WHAT TO WORK ON — Write out all of the entries that follow, word for word, but skip the pictures.

DATA TO PROCESS —
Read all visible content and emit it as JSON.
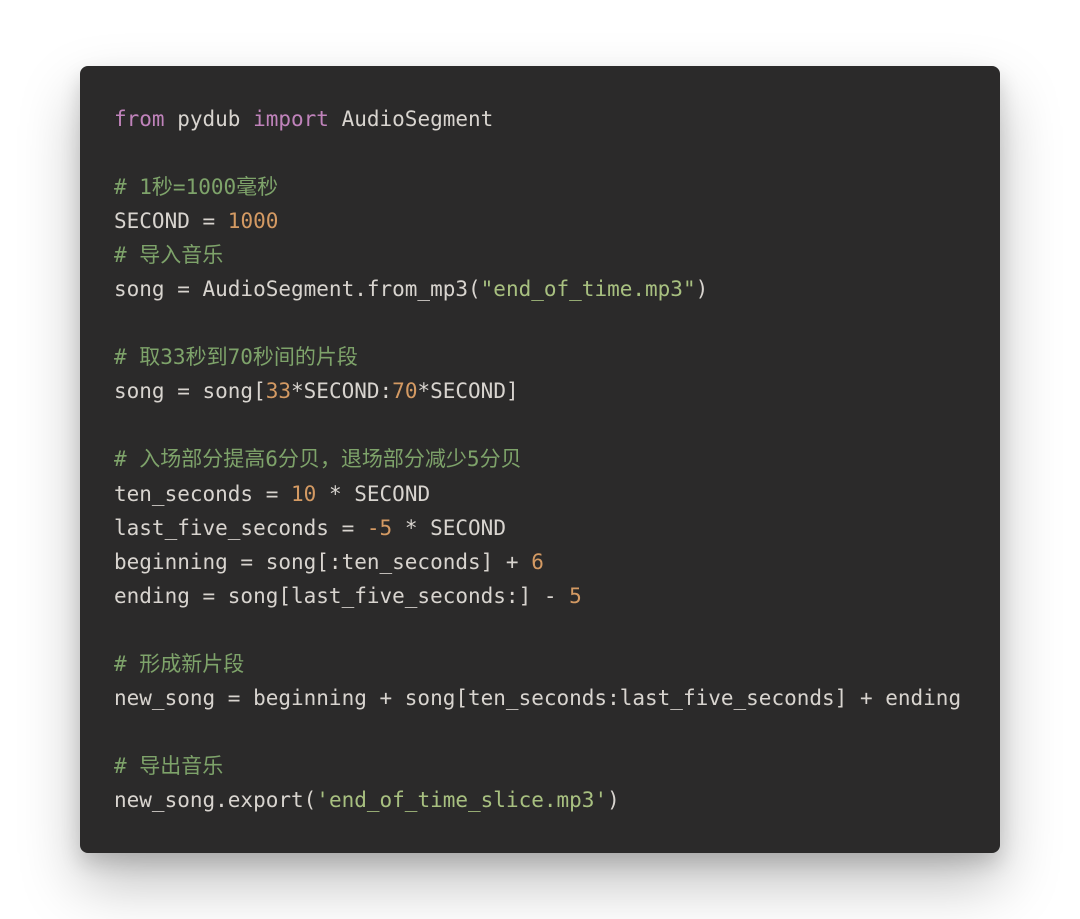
{
  "code": {
    "lines": [
      [
        {
          "cls": "kw",
          "t": "from"
        },
        {
          "cls": "id",
          "t": " pydub "
        },
        {
          "cls": "kw",
          "t": "import"
        },
        {
          "cls": "id",
          "t": " AudioSegment"
        }
      ],
      [
        {
          "cls": "id",
          "t": ""
        }
      ],
      [
        {
          "cls": "cm",
          "t": "# 1秒=1000毫秒"
        }
      ],
      [
        {
          "cls": "id",
          "t": "SECOND = "
        },
        {
          "cls": "num",
          "t": "1000"
        }
      ],
      [
        {
          "cls": "cm",
          "t": "# 导入音乐"
        }
      ],
      [
        {
          "cls": "id",
          "t": "song = AudioSegment.from_mp3("
        },
        {
          "cls": "str",
          "t": "\"end_of_time.mp3\""
        },
        {
          "cls": "id",
          "t": ")"
        }
      ],
      [
        {
          "cls": "id",
          "t": ""
        }
      ],
      [
        {
          "cls": "cm",
          "t": "# 取33秒到70秒间的片段"
        }
      ],
      [
        {
          "cls": "id",
          "t": "song = song["
        },
        {
          "cls": "num",
          "t": "33"
        },
        {
          "cls": "id",
          "t": "*SECOND:"
        },
        {
          "cls": "num",
          "t": "70"
        },
        {
          "cls": "id",
          "t": "*SECOND]"
        }
      ],
      [
        {
          "cls": "id",
          "t": ""
        }
      ],
      [
        {
          "cls": "cm",
          "t": "# 入场部分提高6分贝，退场部分减少5分贝"
        }
      ],
      [
        {
          "cls": "id",
          "t": "ten_seconds = "
        },
        {
          "cls": "num",
          "t": "10"
        },
        {
          "cls": "id",
          "t": " * SECOND"
        }
      ],
      [
        {
          "cls": "id",
          "t": "last_five_seconds = "
        },
        {
          "cls": "num",
          "t": "-5"
        },
        {
          "cls": "id",
          "t": " * SECOND"
        }
      ],
      [
        {
          "cls": "id",
          "t": "beginning = song[:ten_seconds] + "
        },
        {
          "cls": "num",
          "t": "6"
        }
      ],
      [
        {
          "cls": "id",
          "t": "ending = song[last_five_seconds:] - "
        },
        {
          "cls": "num",
          "t": "5"
        }
      ],
      [
        {
          "cls": "id",
          "t": ""
        }
      ],
      [
        {
          "cls": "cm",
          "t": "# 形成新片段"
        }
      ],
      [
        {
          "cls": "id",
          "t": "new_song = beginning + song[ten_seconds:last_five_seconds] + ending"
        }
      ],
      [
        {
          "cls": "id",
          "t": ""
        }
      ],
      [
        {
          "cls": "cm",
          "t": "# 导出音乐"
        }
      ],
      [
        {
          "cls": "id",
          "t": "new_song.export("
        },
        {
          "cls": "str",
          "t": "'end_of_time_slice.mp3'"
        },
        {
          "cls": "id",
          "t": ")"
        }
      ]
    ]
  }
}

ANSWER TO THE EXERCISE —
Read all visible content and emit it as JSON.
{
  "code": {
    "lines": [
      [
        {
          "cls": "kw",
          "t": "from"
        },
        {
          "cls": "id",
          "t": " pydub "
        },
        {
          "cls": "kw",
          "t": "import"
        },
        {
          "cls": "id",
          "t": " AudioSegment"
        }
      ],
      [
        {
          "cls": "id",
          "t": ""
        }
      ],
      [
        {
          "cls": "cm",
          "t": "# 1秒=1000毫秒"
        }
      ],
      [
        {
          "cls": "id",
          "t": "SECOND = "
        },
        {
          "cls": "num",
          "t": "1000"
        }
      ],
      [
        {
          "cls": "cm",
          "t": "# 导入音乐"
        }
      ],
      [
        {
          "cls": "id",
          "t": "song = AudioSegment.from_mp3("
        },
        {
          "cls": "str",
          "t": "\"end_of_time.mp3\""
        },
        {
          "cls": "id",
          "t": ")"
        }
      ],
      [
        {
          "cls": "id",
          "t": ""
        }
      ],
      [
        {
          "cls": "cm",
          "t": "# 取33秒到70秒间的片段"
        }
      ],
      [
        {
          "cls": "id",
          "t": "song = song["
        },
        {
          "cls": "num",
          "t": "33"
        },
        {
          "cls": "id",
          "t": "*SECOND:"
        },
        {
          "cls": "num",
          "t": "70"
        },
        {
          "cls": "id",
          "t": "*SECOND]"
        }
      ],
      [
        {
          "cls": "id",
          "t": ""
        }
      ],
      [
        {
          "cls": "cm",
          "t": "# 入场部分提高6分贝，退场部分减少5分贝"
        }
      ],
      [
        {
          "cls": "id",
          "t": "ten_seconds = "
        },
        {
          "cls": "num",
          "t": "10"
        },
        {
          "cls": "id",
          "t": " * SECOND"
        }
      ],
      [
        {
          "cls": "id",
          "t": "last_five_seconds = "
        },
        {
          "cls": "num",
          "t": "-5"
        },
        {
          "cls": "id",
          "t": " * SECOND"
        }
      ],
      [
        {
          "cls": "id",
          "t": "beginning = song[:ten_seconds] + "
        },
        {
          "cls": "num",
          "t": "6"
        }
      ],
      [
        {
          "cls": "id",
          "t": "ending = song[last_five_seconds:] - "
        },
        {
          "cls": "num",
          "t": "5"
        }
      ],
      [
        {
          "cls": "id",
          "t": ""
        }
      ],
      [
        {
          "cls": "cm",
          "t": "# 形成新片段"
        }
      ],
      [
        {
          "cls": "id",
          "t": "new_song = beginning + song[ten_seconds:last_five_seconds] + ending"
        }
      ],
      [
        {
          "cls": "id",
          "t": ""
        }
      ],
      [
        {
          "cls": "cm",
          "t": "# 导出音乐"
        }
      ],
      [
        {
          "cls": "id",
          "t": "new_song.export("
        },
        {
          "cls": "str",
          "t": "'end_of_time_slice.mp3'"
        },
        {
          "cls": "id",
          "t": ")"
        }
      ]
    ]
  }
}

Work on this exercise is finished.